Campaign Legal Center President Trevor Potter appears on “Washington Watch” this month as the guest of Rep. Walter Jones (R-NC). The two Republicans discussed the role of money in politics in the wake of a string of controversial U.S. Supreme Court decisions overturning longstanding Court precedent and explored potential avenues of reform to the current campaign finance system.
The show will air throughout June on stations across Rep. Jones’ Third Congressional District in North Carolina.
To view June’s Washington Watch, click here.
- Jun 3, 2014
On this month's edition of Washington Watch, Congressman Walter B. Jones is joined by Trevor Potter, the founding president and general counsel of the Campaign Legal Center and former chairman of the Federal Election Commission. Congressman Jones and Mr. Potter discuss the role of money in politics and potential avenues of reform to the current campaign finance system.
- Jun 2, 2014
On June 2nd, Trevor Potter delivered a speech at the Citizens Congress 2014: Restoring Equality in Our Democracy in San Luis Obispo, California. Potter criticizes not only the amount of money spent in federal campaigns, but also where the money comes from and how it is raised. Potter also proposes a system with full participation, with solutions to some of the problems in the current broken system.
- May 20, 2014
Today, in ProtectMarriage.com v. Bowen, the Ninth Circuit rejected a constitutional challenge to disclosure requirements in California’s Political Reform Act that require state ballot measure committees to identify their campaign contributors above a $100 reporting threshold. The groups that brought the case—which raised and spent tens of millions of dollars in 2008 in support of Proposition 8, a successful statewide ballot initiative that has since been invalidated— sought to overturn these disclosure requirements as unconstitutional, both facially and as applied to them, on the basis of claimed “harassment” directed at their campaign donors. The Court of Appeals upheld the district court’s determination that the laws are facially valid but did not reach the merits of the as-applied claims, finding instead that the intervening disclosure of the groups’ contributors rendered their appeal non-justifiable.
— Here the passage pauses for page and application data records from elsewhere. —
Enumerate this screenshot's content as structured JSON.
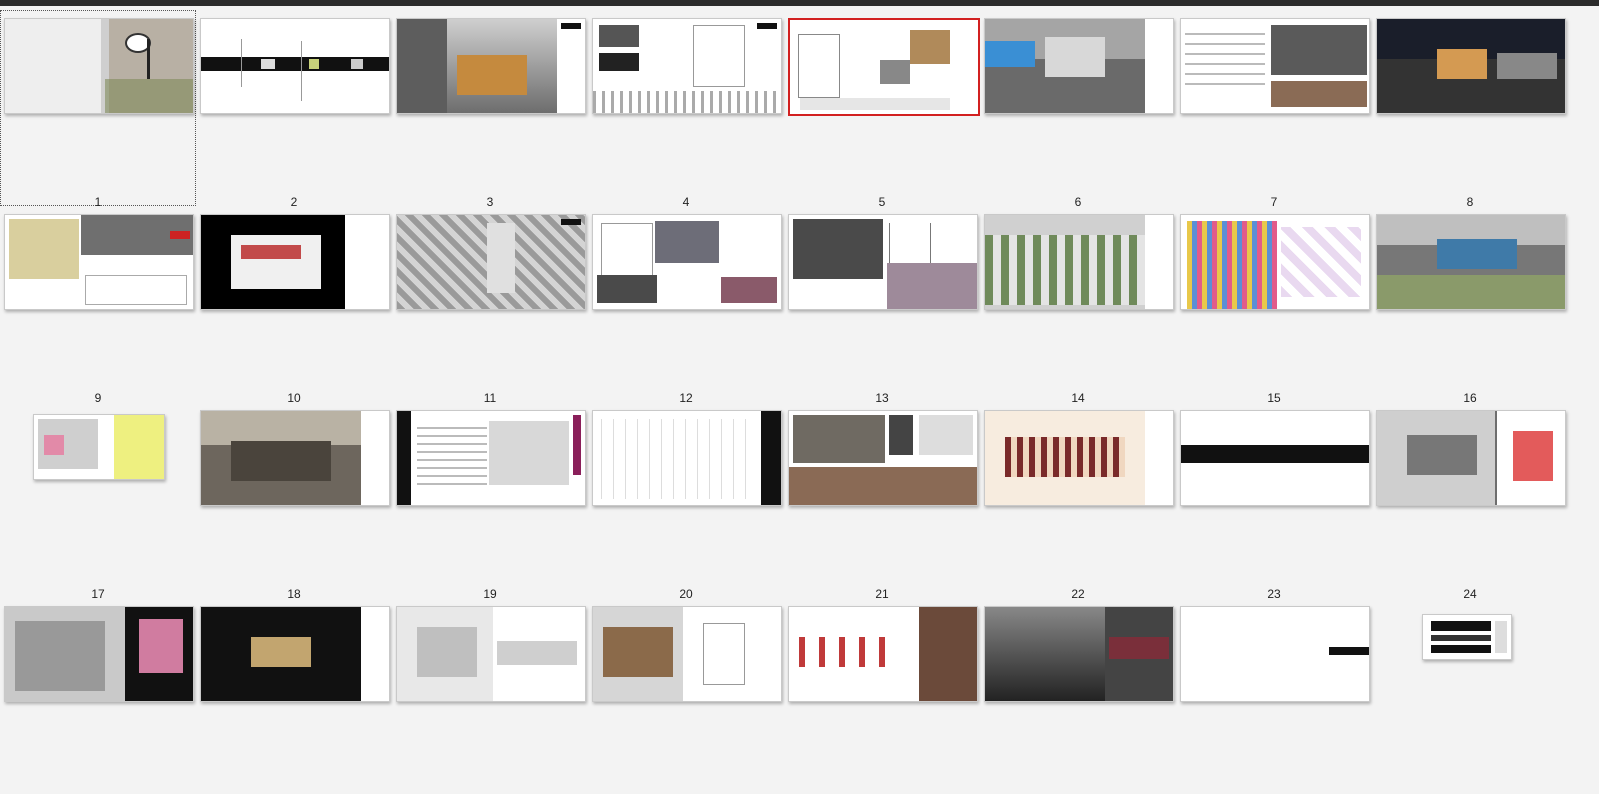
{
  "slides": [
    {
      "number": "1"
    },
    {
      "number": "2"
    },
    {
      "number": "3"
    },
    {
      "number": "4"
    },
    {
      "number": "5"
    },
    {
      "number": "6"
    },
    {
      "number": "7"
    },
    {
      "number": "8"
    },
    {
      "number": "9"
    },
    {
      "number": "10"
    },
    {
      "number": "11"
    },
    {
      "number": "12"
    },
    {
      "number": "13"
    },
    {
      "number": "14"
    },
    {
      "number": "15"
    },
    {
      "number": "16"
    },
    {
      "number": "17"
    },
    {
      "number": "18"
    },
    {
      "number": "19"
    },
    {
      "number": "20"
    },
    {
      "number": "21"
    },
    {
      "number": "22"
    },
    {
      "number": "23"
    },
    {
      "number": "24"
    }
  ],
  "selected_slide": "5"
}
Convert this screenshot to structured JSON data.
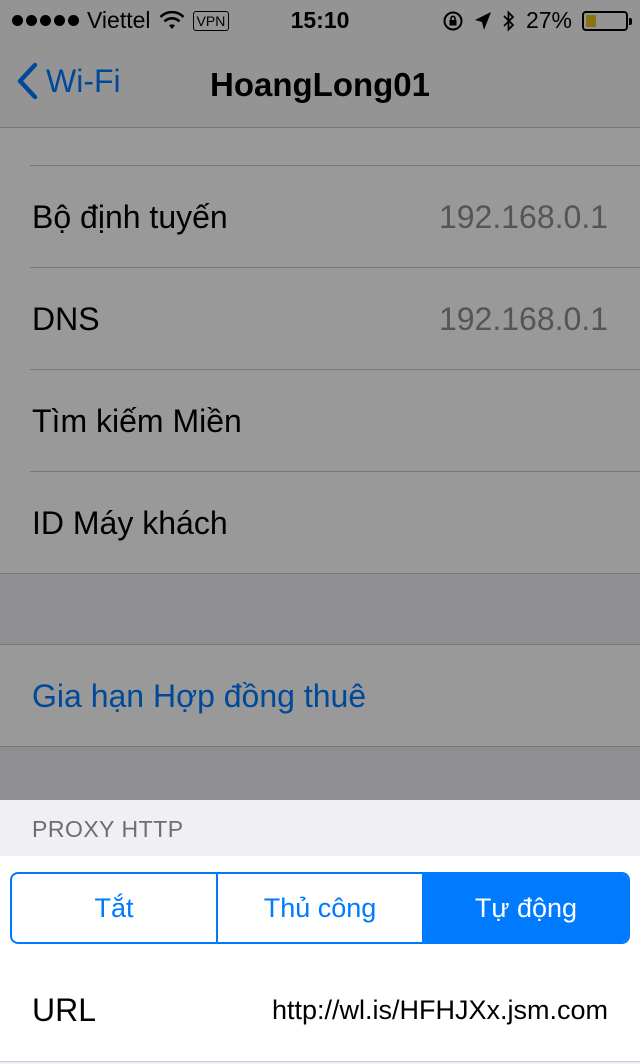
{
  "status_bar": {
    "carrier": "Viettel",
    "vpn": "VPN",
    "time": "15:10",
    "battery": "27%",
    "battery_level": 0.27
  },
  "nav": {
    "back_label": "Wi-Fi",
    "title": "HoangLong01"
  },
  "rows": [
    {
      "label": "Bộ định tuyến",
      "value": "192.168.0.1"
    },
    {
      "label": "DNS",
      "value": "192.168.0.1"
    },
    {
      "label": "Tìm kiếm Miền",
      "value": ""
    },
    {
      "label": "ID Máy khách",
      "value": ""
    }
  ],
  "renew_lease": "Gia hạn Hợp đồng thuê",
  "proxy": {
    "header": "PROXY HTTP",
    "options": [
      "Tắt",
      "Thủ công",
      "Tự động"
    ],
    "selected": "Tự động",
    "url_label": "URL",
    "url_value": "http://wl.is/HFHJXx.jsm.com"
  },
  "colors": {
    "accent": "#007aff",
    "battery": "#e8c020"
  }
}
- May 19, 2014
Today, the Supreme Court denied certiorari in Free Speech v. FEC, letting stand a decision by the Tenth Circuit Court of Appeals to uphold FEC rules and policies relating to the determination of “political committee” status and, by extension, the registration and reporting requirements applicable to such committees.